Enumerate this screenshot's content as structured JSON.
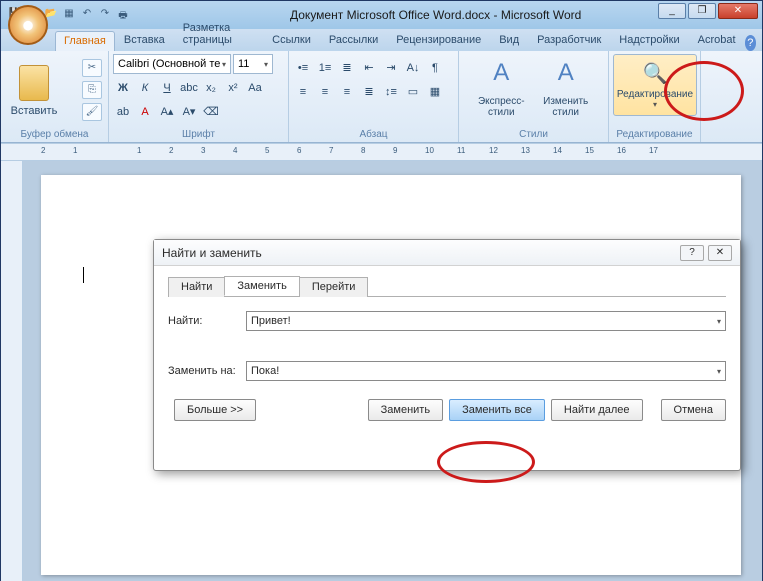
{
  "window": {
    "title": "Документ Microsoft Office Word.docx - Microsoft Word",
    "qat_tips": {
      "save": "💾",
      "undo": "↶",
      "redo": "↷",
      "new": "▫",
      "open": "📂",
      "quick": "▦",
      "print": "🖶"
    },
    "ctrls": {
      "min": "_",
      "max": "□",
      "restore": "❐",
      "close": "✕"
    }
  },
  "ribbon": {
    "tabs": {
      "home": "Главная",
      "insert": "Вставка",
      "layout": "Разметка страницы",
      "refs": "Ссылки",
      "mail": "Рассылки",
      "review": "Рецензирование",
      "view": "Вид",
      "dev": "Разработчик",
      "addins": "Надстройки",
      "acrobat": "Acrobat"
    },
    "groups": {
      "clipboard": "Буфер обмена",
      "font": "Шрифт",
      "paragraph": "Абзац",
      "styles": "Стили",
      "editing": "Редактирование"
    },
    "paste": "Вставить",
    "font_name": "Calibri (Основной те",
    "font_size": "11",
    "styles_quick": "Экспресс-стили",
    "styles_change": "Изменить стили",
    "editing_btn": "Редактирование"
  },
  "ruler": {
    "n2": "2",
    "n1": "1",
    "p1": "1",
    "p2": "2",
    "p3": "3",
    "p4": "4",
    "p5": "5",
    "p6": "6",
    "p7": "7",
    "p8": "8",
    "p9": "9",
    "p10": "10",
    "p11": "11",
    "p12": "12",
    "p13": "13",
    "p14": "14",
    "p15": "15",
    "p16": "16",
    "p17": "17"
  },
  "dialog": {
    "title": "Найти и заменить",
    "tab_find": "Найти",
    "tab_replace": "Заменить",
    "tab_goto": "Перейти",
    "label_find": "Найти:",
    "value_find": "Привет!",
    "label_replace": "Заменить на:",
    "value_replace": "Пока!",
    "btn_more": "Больше >>",
    "btn_replace": "Заменить",
    "btn_replace_all": "Заменить все",
    "btn_find_next": "Найти далее",
    "btn_cancel": "Отмена",
    "help": "?",
    "close": "✕"
  }
}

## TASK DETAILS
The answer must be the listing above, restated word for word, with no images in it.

## RESPONSE BELOW
Enumerate this screenshot's content as structured JSON.
{
  "window": {
    "title": "Документ Microsoft Office Word.docx - Microsoft Word",
    "qat_tips": {
      "save": "💾",
      "undo": "↶",
      "redo": "↷",
      "new": "▫",
      "open": "📂",
      "quick": "▦",
      "print": "🖶"
    },
    "ctrls": {
      "min": "_",
      "max": "□",
      "restore": "❐",
      "close": "✕"
    }
  },
  "ribbon": {
    "tabs": {
      "home": "Главная",
      "insert": "Вставка",
      "layout": "Разметка страницы",
      "refs": "Ссылки",
      "mail": "Рассылки",
      "review": "Рецензирование",
      "view": "Вид",
      "dev": "Разработчик",
      "addins": "Надстройки",
      "acrobat": "Acrobat"
    },
    "groups": {
      "clipboard": "Буфер обмена",
      "font": "Шрифт",
      "paragraph": "Абзац",
      "styles": "Стили",
      "editing": "Редактирование"
    },
    "paste": "Вставить",
    "font_name": "Calibri (Основной те",
    "font_size": "11",
    "styles_quick": "Экспресс-стили",
    "styles_change": "Изменить стили",
    "editing_btn": "Редактирование"
  },
  "ruler": {
    "n2": "2",
    "n1": "1",
    "p1": "1",
    "p2": "2",
    "p3": "3",
    "p4": "4",
    "p5": "5",
    "p6": "6",
    "p7": "7",
    "p8": "8",
    "p9": "9",
    "p10": "10",
    "p11": "11",
    "p12": "12",
    "p13": "13",
    "p14": "14",
    "p15": "15",
    "p16": "16",
    "p17": "17"
  },
  "dialog": {
    "title": "Найти и заменить",
    "tab_find": "Найти",
    "tab_replace": "Заменить",
    "tab_goto": "Перейти",
    "label_find": "Найти:",
    "value_find": "Привет!",
    "label_replace": "Заменить на:",
    "value_replace": "Пока!",
    "btn_more": "Больше >>",
    "btn_replace": "Заменить",
    "btn_replace_all": "Заменить все",
    "btn_find_next": "Найти далее",
    "btn_cancel": "Отмена",
    "help": "?",
    "close": "✕"
  }
}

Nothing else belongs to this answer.